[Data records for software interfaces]
== Segment start ==
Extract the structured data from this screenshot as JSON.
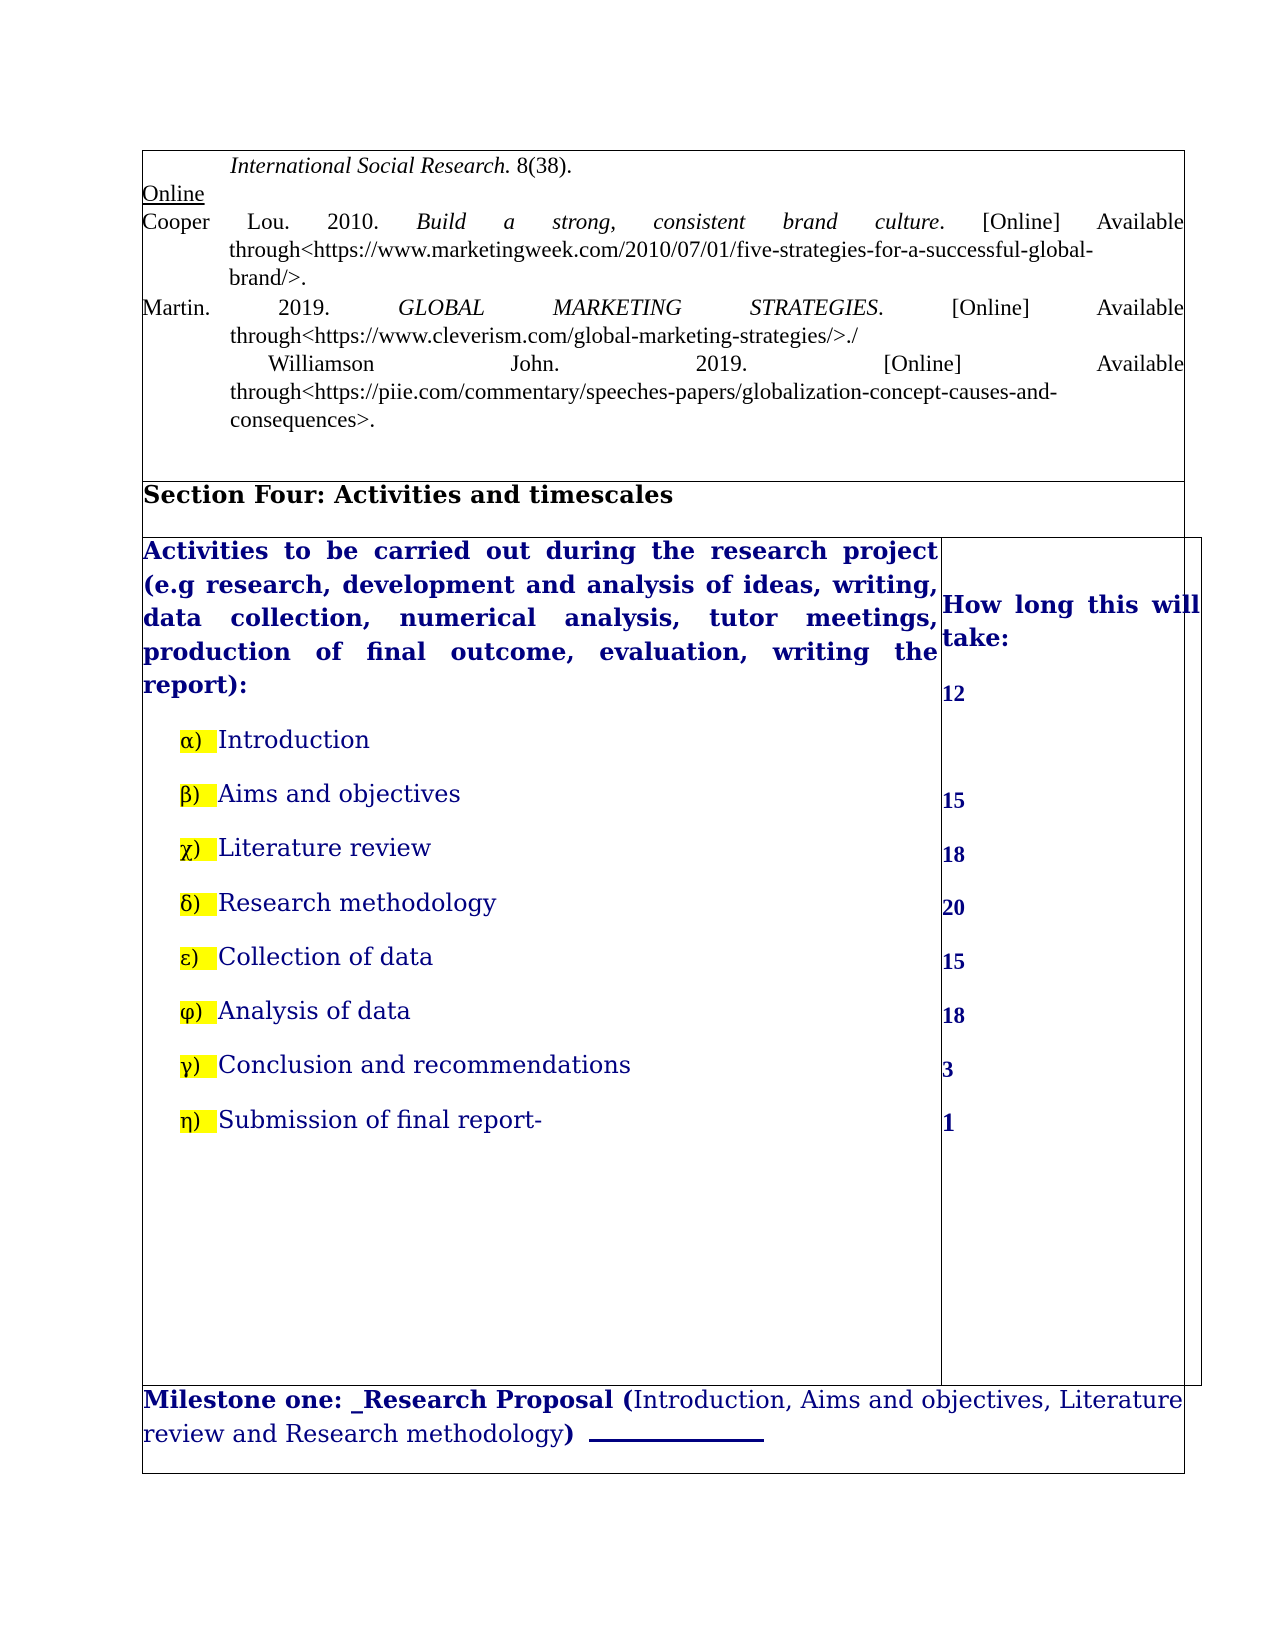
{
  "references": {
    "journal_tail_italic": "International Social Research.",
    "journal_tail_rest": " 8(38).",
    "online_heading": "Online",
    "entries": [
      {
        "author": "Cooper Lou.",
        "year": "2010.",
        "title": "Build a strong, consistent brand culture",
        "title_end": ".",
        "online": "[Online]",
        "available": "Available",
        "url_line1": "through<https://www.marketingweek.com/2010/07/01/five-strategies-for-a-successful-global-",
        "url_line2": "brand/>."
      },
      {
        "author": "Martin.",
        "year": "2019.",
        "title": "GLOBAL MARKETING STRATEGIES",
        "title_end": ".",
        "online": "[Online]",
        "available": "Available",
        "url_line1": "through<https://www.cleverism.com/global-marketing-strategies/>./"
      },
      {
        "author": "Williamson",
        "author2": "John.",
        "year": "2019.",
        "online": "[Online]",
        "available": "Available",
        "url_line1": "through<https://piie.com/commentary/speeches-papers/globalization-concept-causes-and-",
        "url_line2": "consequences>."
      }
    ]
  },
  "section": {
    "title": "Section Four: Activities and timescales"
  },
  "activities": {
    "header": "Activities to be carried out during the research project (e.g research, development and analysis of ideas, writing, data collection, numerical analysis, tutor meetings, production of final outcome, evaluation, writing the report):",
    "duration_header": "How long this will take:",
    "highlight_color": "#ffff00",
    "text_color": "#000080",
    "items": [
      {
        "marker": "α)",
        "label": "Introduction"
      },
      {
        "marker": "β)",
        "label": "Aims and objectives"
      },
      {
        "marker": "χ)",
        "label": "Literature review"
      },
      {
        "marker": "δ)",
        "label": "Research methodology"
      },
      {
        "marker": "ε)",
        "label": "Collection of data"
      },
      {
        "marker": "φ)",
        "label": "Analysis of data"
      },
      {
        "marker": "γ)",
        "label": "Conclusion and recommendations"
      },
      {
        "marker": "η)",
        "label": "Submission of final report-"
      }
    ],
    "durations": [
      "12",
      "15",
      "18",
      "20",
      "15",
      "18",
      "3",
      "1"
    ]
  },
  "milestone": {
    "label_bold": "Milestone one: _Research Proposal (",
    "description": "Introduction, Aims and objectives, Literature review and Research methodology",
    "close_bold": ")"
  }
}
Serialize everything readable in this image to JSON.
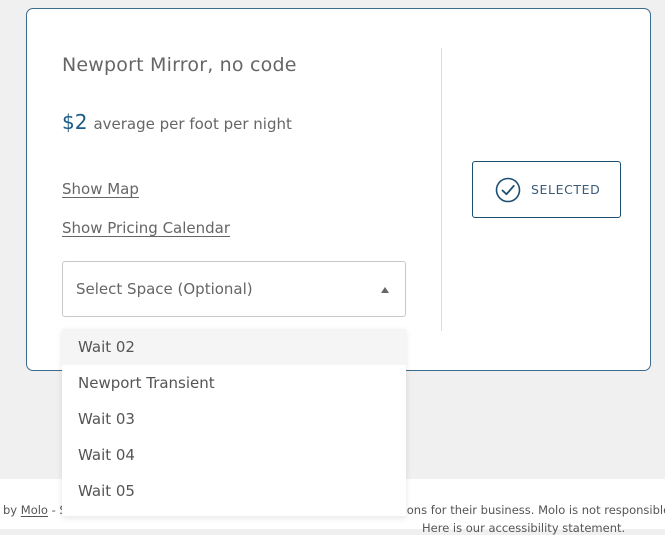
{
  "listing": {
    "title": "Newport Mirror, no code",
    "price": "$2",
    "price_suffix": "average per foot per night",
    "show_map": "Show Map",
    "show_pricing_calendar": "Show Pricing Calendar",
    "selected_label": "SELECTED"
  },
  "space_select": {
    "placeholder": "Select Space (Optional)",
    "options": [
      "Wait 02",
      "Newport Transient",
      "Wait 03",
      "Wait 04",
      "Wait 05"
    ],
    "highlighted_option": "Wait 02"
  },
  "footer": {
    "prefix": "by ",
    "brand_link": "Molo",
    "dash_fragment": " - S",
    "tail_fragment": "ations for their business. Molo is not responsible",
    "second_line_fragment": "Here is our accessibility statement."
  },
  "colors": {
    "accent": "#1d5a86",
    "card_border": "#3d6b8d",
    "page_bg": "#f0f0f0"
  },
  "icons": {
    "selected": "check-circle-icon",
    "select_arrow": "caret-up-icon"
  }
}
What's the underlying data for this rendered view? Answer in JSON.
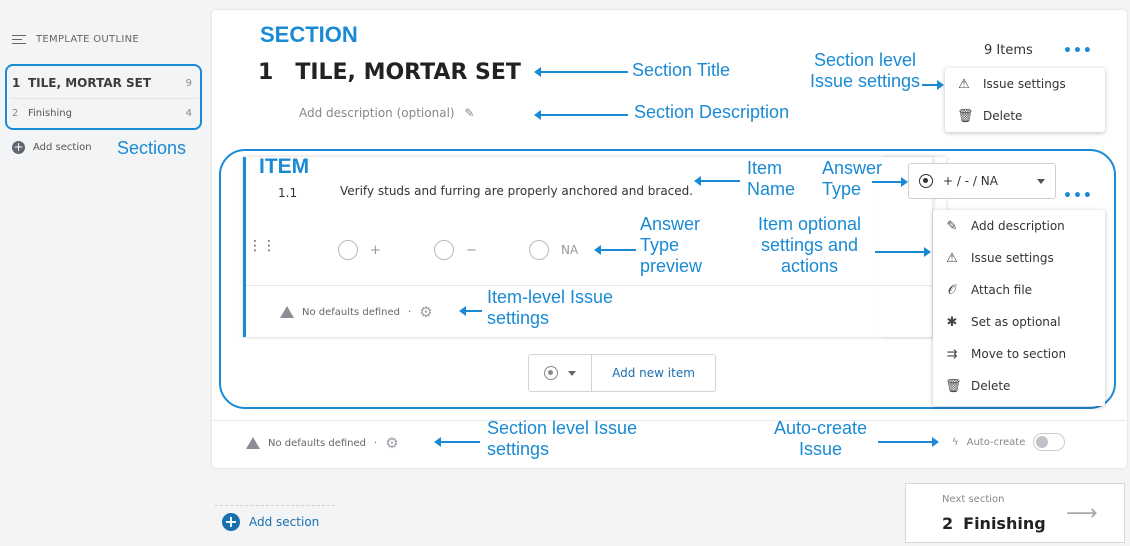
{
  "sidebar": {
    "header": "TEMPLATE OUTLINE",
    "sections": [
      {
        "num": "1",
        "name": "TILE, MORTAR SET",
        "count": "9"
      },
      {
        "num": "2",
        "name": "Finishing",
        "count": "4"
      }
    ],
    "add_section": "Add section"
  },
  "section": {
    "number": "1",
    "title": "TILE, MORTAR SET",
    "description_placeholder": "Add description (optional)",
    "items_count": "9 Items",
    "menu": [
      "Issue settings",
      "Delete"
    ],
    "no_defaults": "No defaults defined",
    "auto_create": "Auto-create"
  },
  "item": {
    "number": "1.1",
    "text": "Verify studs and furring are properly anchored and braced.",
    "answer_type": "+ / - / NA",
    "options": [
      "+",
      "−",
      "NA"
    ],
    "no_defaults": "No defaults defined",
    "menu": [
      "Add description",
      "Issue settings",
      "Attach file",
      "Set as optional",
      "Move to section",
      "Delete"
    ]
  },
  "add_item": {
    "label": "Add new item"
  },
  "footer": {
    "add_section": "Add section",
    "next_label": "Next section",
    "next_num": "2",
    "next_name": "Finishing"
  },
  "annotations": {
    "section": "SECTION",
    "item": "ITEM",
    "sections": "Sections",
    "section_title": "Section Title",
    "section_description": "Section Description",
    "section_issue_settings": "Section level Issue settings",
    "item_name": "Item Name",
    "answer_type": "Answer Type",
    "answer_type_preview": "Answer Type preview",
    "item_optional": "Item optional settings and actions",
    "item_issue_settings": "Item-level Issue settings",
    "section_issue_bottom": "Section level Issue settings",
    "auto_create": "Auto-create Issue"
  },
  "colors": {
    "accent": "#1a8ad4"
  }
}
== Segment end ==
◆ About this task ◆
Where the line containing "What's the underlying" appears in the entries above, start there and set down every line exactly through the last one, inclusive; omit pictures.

◆ Answer section ◆
What's the underlying data for this rendered view? Answer in JSON.
{
  "sidebar": {
    "header": "TEMPLATE OUTLINE",
    "sections": [
      {
        "num": "1",
        "name": "TILE, MORTAR SET",
        "count": "9"
      },
      {
        "num": "2",
        "name": "Finishing",
        "count": "4"
      }
    ],
    "add_section": "Add section"
  },
  "section": {
    "number": "1",
    "title": "TILE, MORTAR SET",
    "description_placeholder": "Add description (optional)",
    "items_count": "9 Items",
    "menu": [
      "Issue settings",
      "Delete"
    ],
    "no_defaults": "No defaults defined",
    "auto_create": "Auto-create"
  },
  "item": {
    "number": "1.1",
    "text": "Verify studs and furring are properly anchored and braced.",
    "answer_type": "+ / - / NA",
    "options": [
      "+",
      "−",
      "NA"
    ],
    "no_defaults": "No defaults defined",
    "menu": [
      "Add description",
      "Issue settings",
      "Attach file",
      "Set as optional",
      "Move to section",
      "Delete"
    ]
  },
  "add_item": {
    "label": "Add new item"
  },
  "footer": {
    "add_section": "Add section",
    "next_label": "Next section",
    "next_num": "2",
    "next_name": "Finishing"
  },
  "annotations": {
    "section": "SECTION",
    "item": "ITEM",
    "sections": "Sections",
    "section_title": "Section Title",
    "section_description": "Section Description",
    "section_issue_settings": "Section level Issue settings",
    "item_name": "Item Name",
    "answer_type": "Answer Type",
    "answer_type_preview": "Answer Type preview",
    "item_optional": "Item optional settings and actions",
    "item_issue_settings": "Item-level Issue settings",
    "section_issue_bottom": "Section level Issue settings",
    "auto_create": "Auto-create Issue"
  },
  "colors": {
    "accent": "#1a8ad4"
  }
}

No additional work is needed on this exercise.